▶ [Problem requirements]
Working through the entries below, find how many lines include "icon", then write only that number.

- - - -

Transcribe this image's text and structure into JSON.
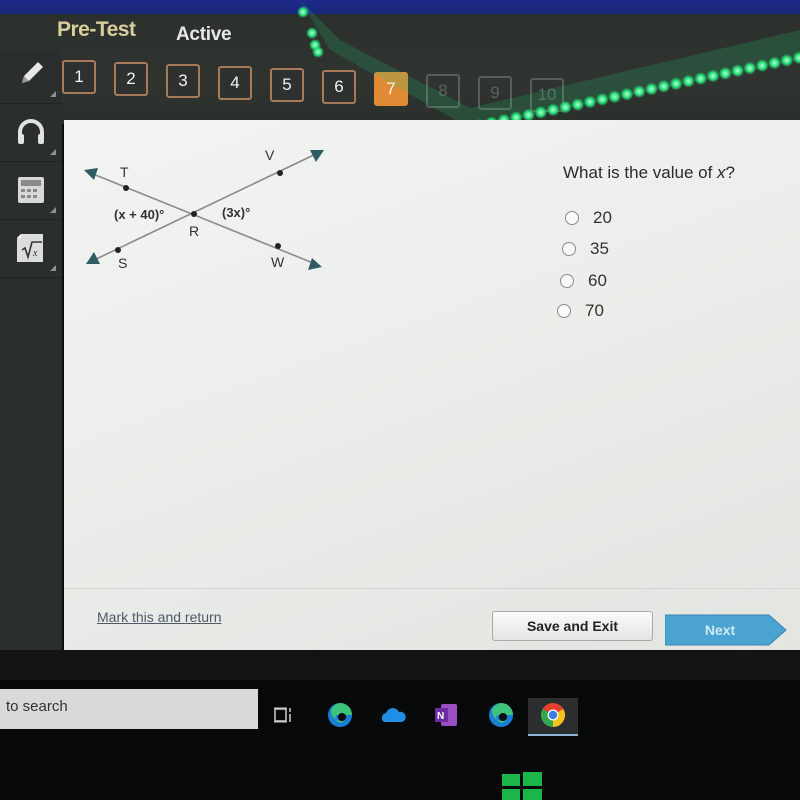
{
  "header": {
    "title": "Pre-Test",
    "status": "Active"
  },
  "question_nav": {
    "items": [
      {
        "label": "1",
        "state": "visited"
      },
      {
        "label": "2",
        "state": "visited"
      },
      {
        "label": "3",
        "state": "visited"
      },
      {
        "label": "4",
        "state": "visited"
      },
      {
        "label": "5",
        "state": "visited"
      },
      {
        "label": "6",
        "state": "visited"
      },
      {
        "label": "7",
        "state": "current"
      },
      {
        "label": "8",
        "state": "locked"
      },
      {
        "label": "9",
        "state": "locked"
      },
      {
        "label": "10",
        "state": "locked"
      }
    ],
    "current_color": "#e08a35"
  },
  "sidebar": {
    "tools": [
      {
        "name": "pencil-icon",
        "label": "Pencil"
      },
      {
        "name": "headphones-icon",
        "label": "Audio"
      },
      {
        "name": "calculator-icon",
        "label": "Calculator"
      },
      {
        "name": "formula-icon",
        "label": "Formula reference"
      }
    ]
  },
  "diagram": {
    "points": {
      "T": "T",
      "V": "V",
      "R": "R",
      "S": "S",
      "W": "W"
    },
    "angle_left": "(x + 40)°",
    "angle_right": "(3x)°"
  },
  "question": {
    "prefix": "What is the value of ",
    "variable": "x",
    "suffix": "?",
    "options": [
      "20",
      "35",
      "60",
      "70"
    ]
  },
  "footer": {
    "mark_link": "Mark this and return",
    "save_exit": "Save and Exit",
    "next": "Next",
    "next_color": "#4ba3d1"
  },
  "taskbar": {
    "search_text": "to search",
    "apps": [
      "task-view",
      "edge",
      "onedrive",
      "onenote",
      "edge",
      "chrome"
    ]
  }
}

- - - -

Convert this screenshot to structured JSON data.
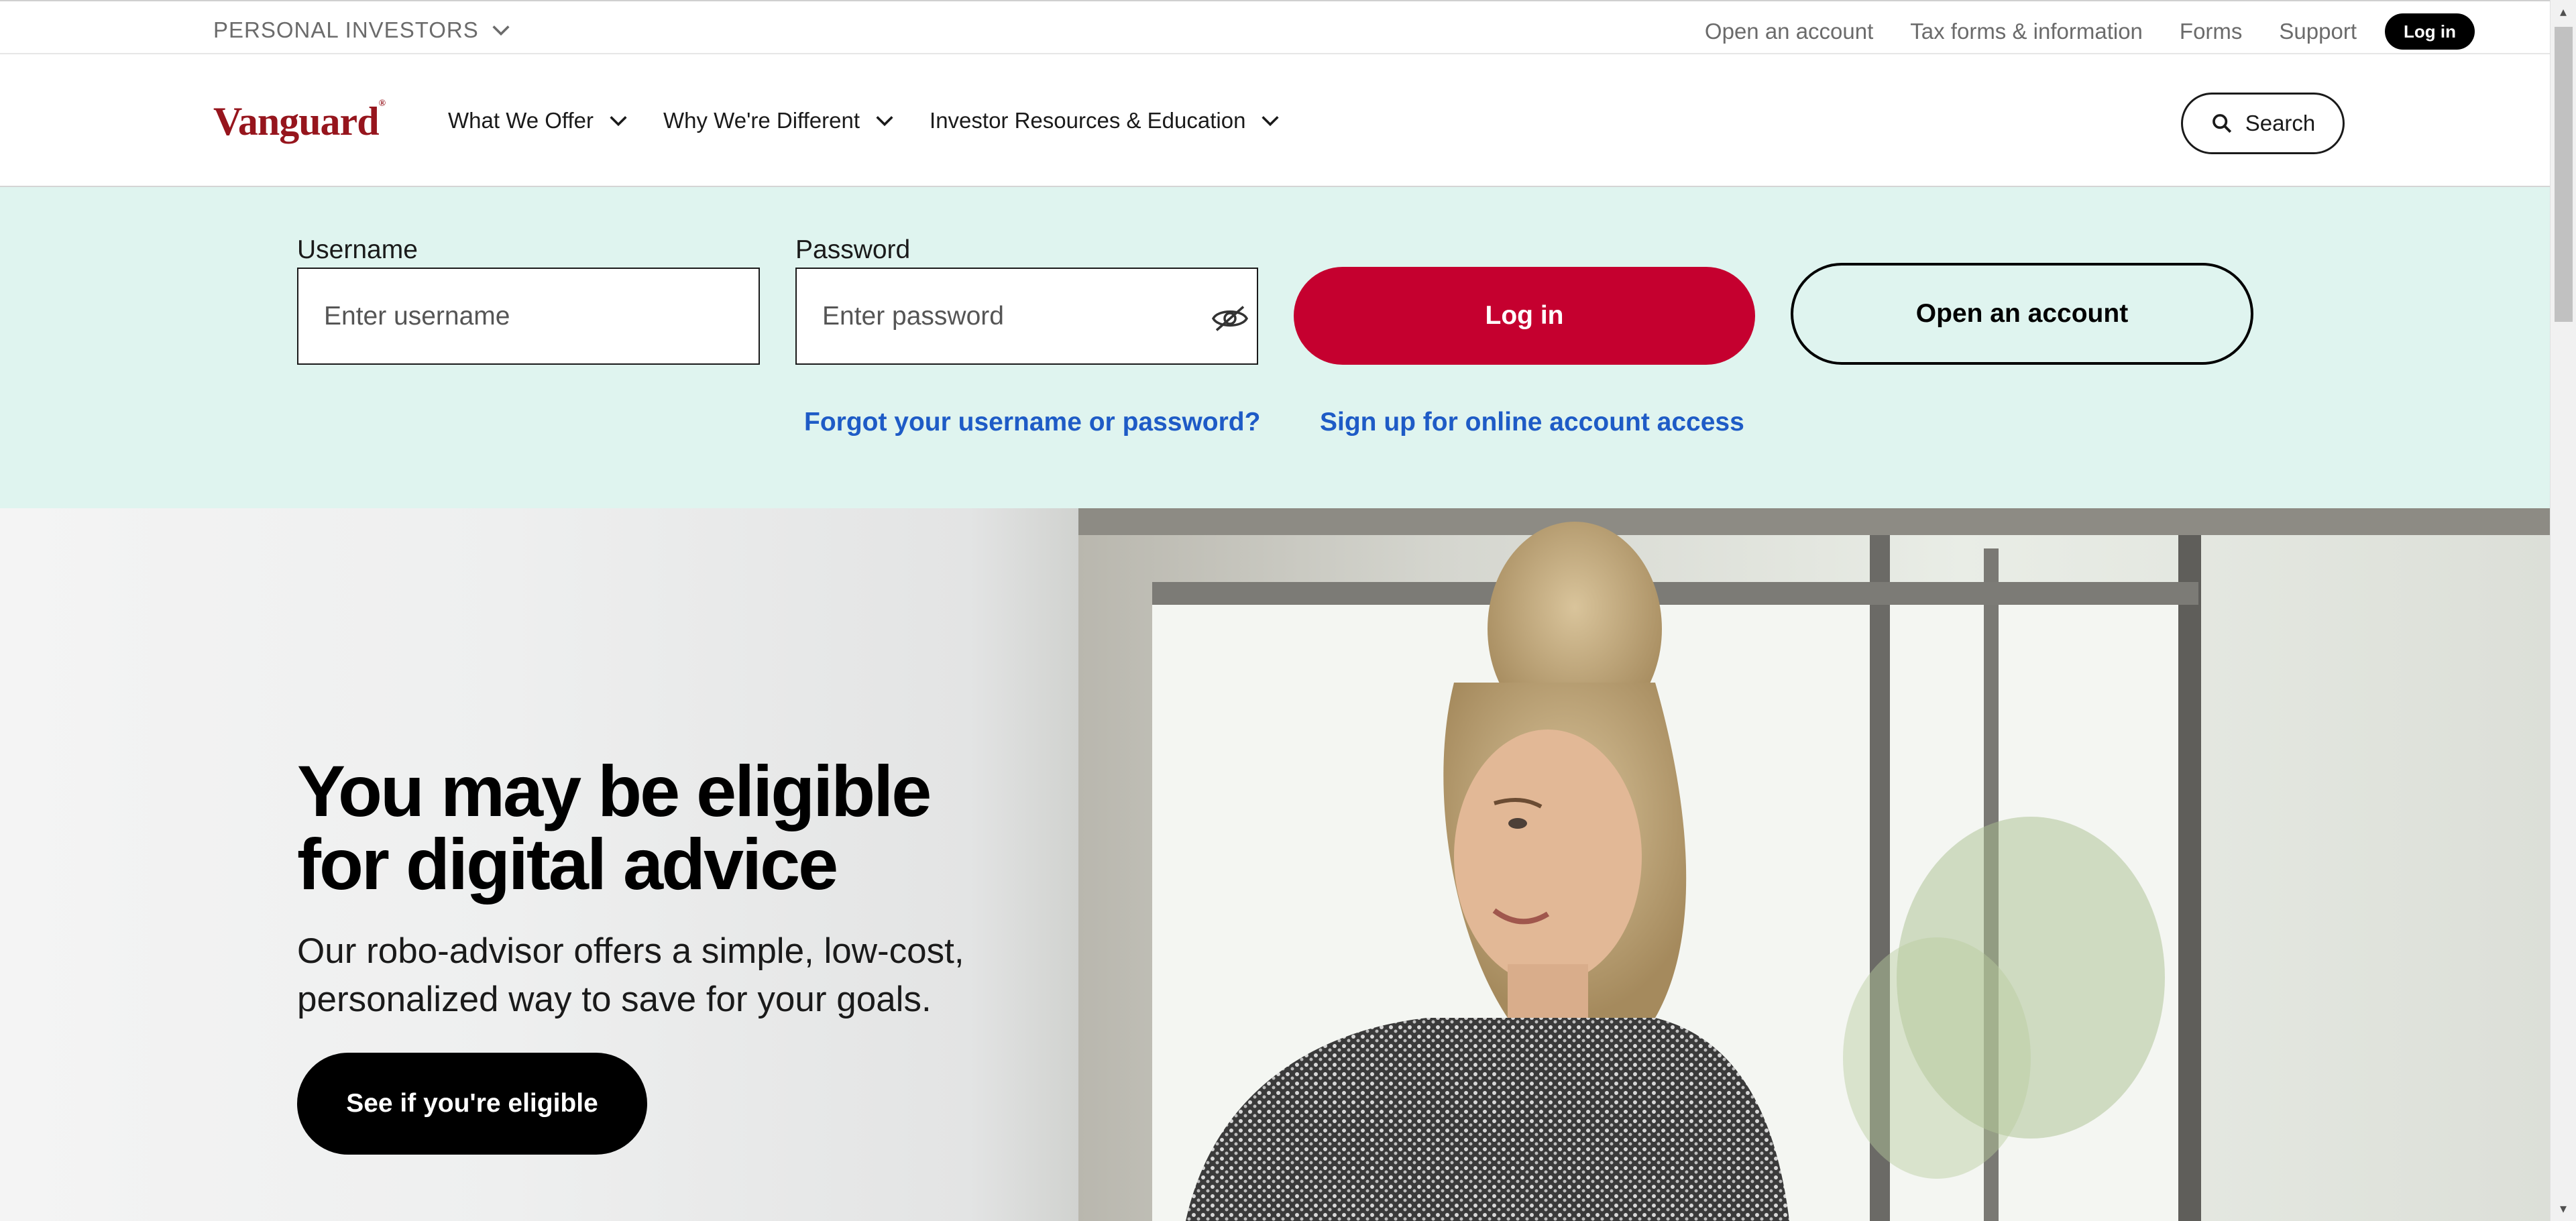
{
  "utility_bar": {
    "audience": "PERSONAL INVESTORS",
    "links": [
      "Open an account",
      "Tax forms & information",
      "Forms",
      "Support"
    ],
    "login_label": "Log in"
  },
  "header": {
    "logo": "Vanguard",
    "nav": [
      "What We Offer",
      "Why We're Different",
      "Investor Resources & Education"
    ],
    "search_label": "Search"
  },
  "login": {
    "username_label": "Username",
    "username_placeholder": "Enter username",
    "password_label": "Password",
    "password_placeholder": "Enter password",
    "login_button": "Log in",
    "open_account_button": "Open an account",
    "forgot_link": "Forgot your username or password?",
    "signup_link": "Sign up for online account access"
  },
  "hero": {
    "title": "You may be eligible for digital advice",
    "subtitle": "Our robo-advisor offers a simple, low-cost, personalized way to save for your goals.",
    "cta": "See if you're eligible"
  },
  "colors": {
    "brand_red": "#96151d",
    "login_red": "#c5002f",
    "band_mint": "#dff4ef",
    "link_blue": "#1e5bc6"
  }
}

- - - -

▶ [Result below]
4